**WHAT THE TASK ASKS**
Every line below is to be given again precisely; images are to be left out.

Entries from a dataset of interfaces
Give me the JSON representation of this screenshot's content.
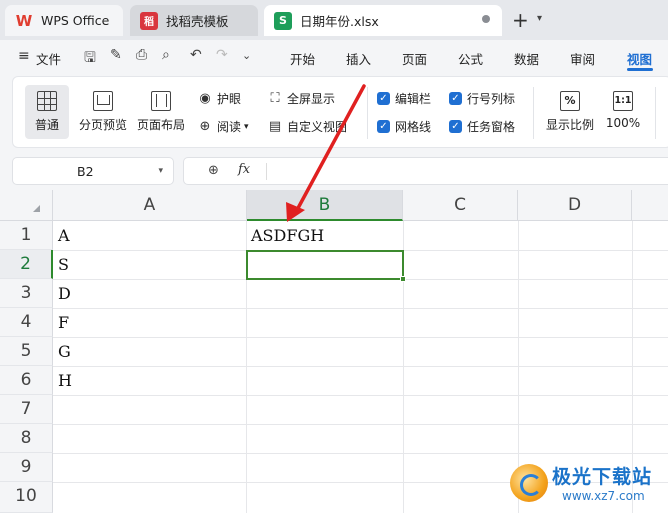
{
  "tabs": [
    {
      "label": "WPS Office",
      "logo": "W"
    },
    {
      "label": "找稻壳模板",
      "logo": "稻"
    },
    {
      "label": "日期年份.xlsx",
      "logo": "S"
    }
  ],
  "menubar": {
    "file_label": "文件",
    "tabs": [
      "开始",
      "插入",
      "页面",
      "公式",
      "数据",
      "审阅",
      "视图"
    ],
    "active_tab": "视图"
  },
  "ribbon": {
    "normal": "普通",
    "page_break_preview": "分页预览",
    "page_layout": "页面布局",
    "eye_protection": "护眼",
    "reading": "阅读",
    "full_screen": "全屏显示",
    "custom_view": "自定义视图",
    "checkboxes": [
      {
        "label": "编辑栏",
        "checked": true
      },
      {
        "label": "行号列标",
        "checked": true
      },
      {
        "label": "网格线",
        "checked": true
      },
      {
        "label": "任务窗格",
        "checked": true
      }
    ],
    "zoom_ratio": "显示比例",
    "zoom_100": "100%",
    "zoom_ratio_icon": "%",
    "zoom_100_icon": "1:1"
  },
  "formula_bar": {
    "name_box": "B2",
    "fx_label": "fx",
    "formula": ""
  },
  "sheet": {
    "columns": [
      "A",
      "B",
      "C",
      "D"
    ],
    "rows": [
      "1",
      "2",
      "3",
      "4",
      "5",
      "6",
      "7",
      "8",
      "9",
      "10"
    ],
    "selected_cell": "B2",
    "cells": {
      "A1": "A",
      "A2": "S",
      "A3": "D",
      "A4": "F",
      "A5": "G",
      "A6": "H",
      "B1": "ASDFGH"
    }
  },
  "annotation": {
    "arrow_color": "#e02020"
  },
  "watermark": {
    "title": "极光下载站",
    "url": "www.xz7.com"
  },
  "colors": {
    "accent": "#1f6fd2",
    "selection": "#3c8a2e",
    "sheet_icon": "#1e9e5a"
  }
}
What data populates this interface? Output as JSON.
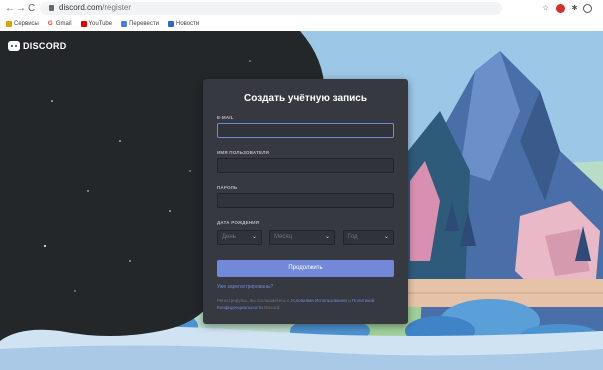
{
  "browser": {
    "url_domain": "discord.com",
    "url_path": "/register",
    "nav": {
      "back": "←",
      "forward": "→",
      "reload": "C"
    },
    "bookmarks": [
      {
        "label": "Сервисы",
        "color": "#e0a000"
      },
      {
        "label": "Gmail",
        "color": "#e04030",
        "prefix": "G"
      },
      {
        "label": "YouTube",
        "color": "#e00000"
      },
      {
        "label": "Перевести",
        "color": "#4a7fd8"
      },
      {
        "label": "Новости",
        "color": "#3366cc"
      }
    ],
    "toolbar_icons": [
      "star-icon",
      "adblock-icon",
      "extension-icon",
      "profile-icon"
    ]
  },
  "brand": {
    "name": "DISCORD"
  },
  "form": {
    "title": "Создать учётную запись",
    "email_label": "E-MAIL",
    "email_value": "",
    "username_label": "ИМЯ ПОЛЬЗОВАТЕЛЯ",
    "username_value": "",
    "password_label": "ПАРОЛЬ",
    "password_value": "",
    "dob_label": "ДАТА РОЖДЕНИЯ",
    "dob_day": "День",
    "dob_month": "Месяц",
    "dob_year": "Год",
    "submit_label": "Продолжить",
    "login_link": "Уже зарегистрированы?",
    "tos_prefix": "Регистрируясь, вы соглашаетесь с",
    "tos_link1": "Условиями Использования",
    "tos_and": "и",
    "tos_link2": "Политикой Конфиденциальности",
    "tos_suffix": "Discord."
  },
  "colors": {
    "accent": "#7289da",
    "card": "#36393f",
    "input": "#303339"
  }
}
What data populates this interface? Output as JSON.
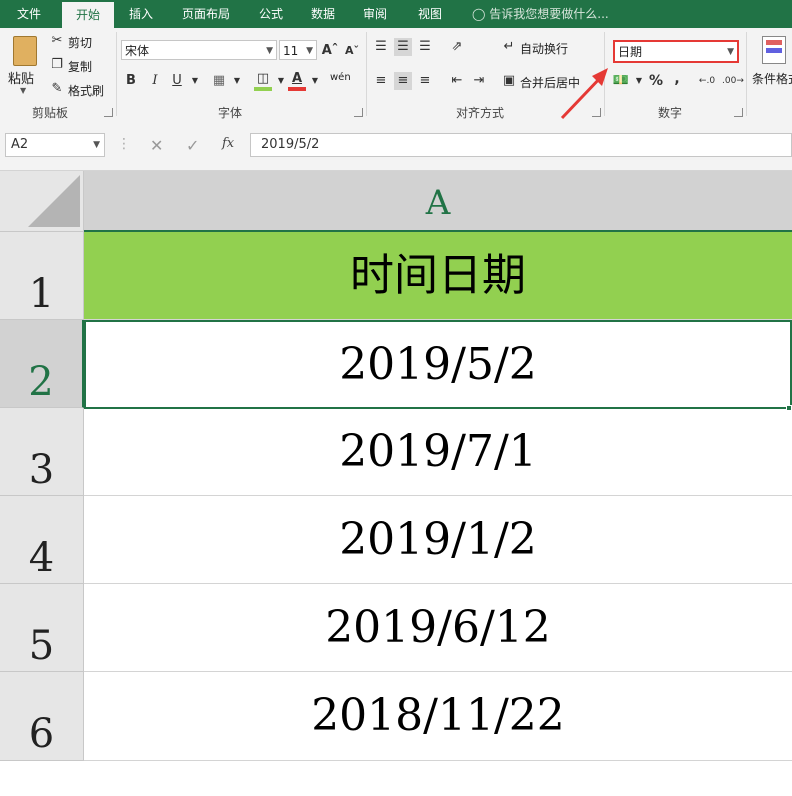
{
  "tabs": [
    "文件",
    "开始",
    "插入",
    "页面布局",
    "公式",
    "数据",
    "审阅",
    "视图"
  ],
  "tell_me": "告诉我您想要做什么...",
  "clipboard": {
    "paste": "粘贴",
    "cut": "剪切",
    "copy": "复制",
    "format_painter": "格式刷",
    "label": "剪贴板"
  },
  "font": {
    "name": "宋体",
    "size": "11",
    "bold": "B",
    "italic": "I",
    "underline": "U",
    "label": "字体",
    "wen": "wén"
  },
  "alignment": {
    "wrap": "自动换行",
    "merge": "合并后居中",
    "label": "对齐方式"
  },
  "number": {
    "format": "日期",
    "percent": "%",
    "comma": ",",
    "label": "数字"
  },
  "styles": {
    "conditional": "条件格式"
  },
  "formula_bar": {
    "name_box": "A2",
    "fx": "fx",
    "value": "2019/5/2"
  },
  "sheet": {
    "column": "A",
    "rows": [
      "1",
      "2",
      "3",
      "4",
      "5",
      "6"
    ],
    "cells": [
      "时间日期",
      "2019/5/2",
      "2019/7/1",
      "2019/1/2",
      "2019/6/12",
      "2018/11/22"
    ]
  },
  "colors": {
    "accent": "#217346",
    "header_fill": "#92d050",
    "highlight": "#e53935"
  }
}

**ANSWER AREA**
Give me the JSON representation of this screenshot's content.
{
  "tabs": [
    {
      "label": "WPS Office",
      "logo": "W"
    },
    {
      "label": "找稻壳模板",
      "logo": "稻"
    },
    {
      "label": "日期年份.xlsx",
      "logo": "S"
    }
  ],
  "menubar": {
    "file_label": "文件",
    "tabs": [
      "开始",
      "插入",
      "页面",
      "公式",
      "数据",
      "审阅",
      "视图"
    ],
    "active_tab": "视图"
  },
  "ribbon": {
    "normal": "普通",
    "page_break_preview": "分页预览",
    "page_layout": "页面布局",
    "eye_protection": "护眼",
    "reading": "阅读",
    "full_screen": "全屏显示",
    "custom_view": "自定义视图",
    "checkboxes": [
      {
        "label": "编辑栏",
        "checked": true
      },
      {
        "label": "行号列标",
        "checked": true
      },
      {
        "label": "网格线",
        "checked": true
      },
      {
        "label": "任务窗格",
        "checked": true
      }
    ],
    "zoom_ratio": "显示比例",
    "zoom_100": "100%",
    "zoom_ratio_icon": "%",
    "zoom_100_icon": "1:1"
  },
  "formula_bar": {
    "name_box": "B2",
    "fx_label": "fx",
    "formula": ""
  },
  "sheet": {
    "columns": [
      "A",
      "B",
      "C",
      "D"
    ],
    "rows": [
      "1",
      "2",
      "3",
      "4",
      "5",
      "6",
      "7",
      "8",
      "9",
      "10"
    ],
    "selected_cell": "B2",
    "cells": {
      "A1": "A",
      "A2": "S",
      "A3": "D",
      "A4": "F",
      "A5": "G",
      "A6": "H",
      "B1": "ASDFGH"
    }
  },
  "annotation": {
    "arrow_color": "#e02020"
  },
  "watermark": {
    "title": "极光下载站",
    "url": "www.xz7.com"
  },
  "colors": {
    "accent": "#1f6fd2",
    "selection": "#3c8a2e",
    "sheet_icon": "#1e9e5a"
  }
}
What data populates this interface? Output as JSON.
{
  "browser": {
    "url_domain": "discord.com",
    "url_path": "/register",
    "nav": {
      "back": "←",
      "forward": "→",
      "reload": "C"
    },
    "bookmarks": [
      {
        "label": "Сервисы",
        "color": "#e0a000"
      },
      {
        "label": "Gmail",
        "color": "#e04030",
        "prefix": "G"
      },
      {
        "label": "YouTube",
        "color": "#e00000"
      },
      {
        "label": "Перевести",
        "color": "#4a7fd8"
      },
      {
        "label": "Новости",
        "color": "#3366cc"
      }
    ],
    "toolbar_icons": [
      "star-icon",
      "adblock-icon",
      "extension-icon",
      "profile-icon"
    ]
  },
  "brand": {
    "name": "DISCORD"
  },
  "form": {
    "title": "Создать учётную запись",
    "email_label": "E-MAIL",
    "email_value": "",
    "username_label": "ИМЯ ПОЛЬЗОВАТЕЛЯ",
    "username_value": "",
    "password_label": "ПАРОЛЬ",
    "password_value": "",
    "dob_label": "ДАТА РОЖДЕНИЯ",
    "dob_day": "День",
    "dob_month": "Месяц",
    "dob_year": "Год",
    "submit_label": "Продолжить",
    "login_link": "Уже зарегистрированы?",
    "tos_prefix": "Регистрируясь, вы соглашаетесь с",
    "tos_link1": "Условиями Использования",
    "tos_and": "и",
    "tos_link2": "Политикой Конфиденциальности",
    "tos_suffix": "Discord."
  },
  "colors": {
    "accent": "#7289da",
    "card": "#36393f",
    "input": "#303339"
  }
}
What data populates this interface? Output as JSON.
{
  "tabs": [
    "文件",
    "开始",
    "插入",
    "页面布局",
    "公式",
    "数据",
    "审阅",
    "视图"
  ],
  "tell_me": "告诉我您想要做什么...",
  "clipboard": {
    "paste": "粘贴",
    "cut": "剪切",
    "copy": "复制",
    "format_painter": "格式刷",
    "label": "剪贴板"
  },
  "font": {
    "name": "宋体",
    "size": "11",
    "bold": "B",
    "italic": "I",
    "underline": "U",
    "label": "字体",
    "wen": "wén"
  },
  "alignment": {
    "wrap": "自动换行",
    "merge": "合并后居中",
    "label": "对齐方式"
  },
  "number": {
    "format": "日期",
    "percent": "%",
    "comma": ",",
    "label": "数字"
  },
  "styles": {
    "conditional": "条件格式"
  },
  "formula_bar": {
    "name_box": "A2",
    "fx": "fx",
    "value": "2019/5/2"
  },
  "sheet": {
    "column": "A",
    "rows": [
      "1",
      "2",
      "3",
      "4",
      "5",
      "6"
    ],
    "cells": [
      "时间日期",
      "2019/5/2",
      "2019/7/1",
      "2019/1/2",
      "2019/6/12",
      "2018/11/22"
    ]
  },
  "colors": {
    "accent": "#217346",
    "header_fill": "#92d050",
    "highlight": "#e53935"
  }
}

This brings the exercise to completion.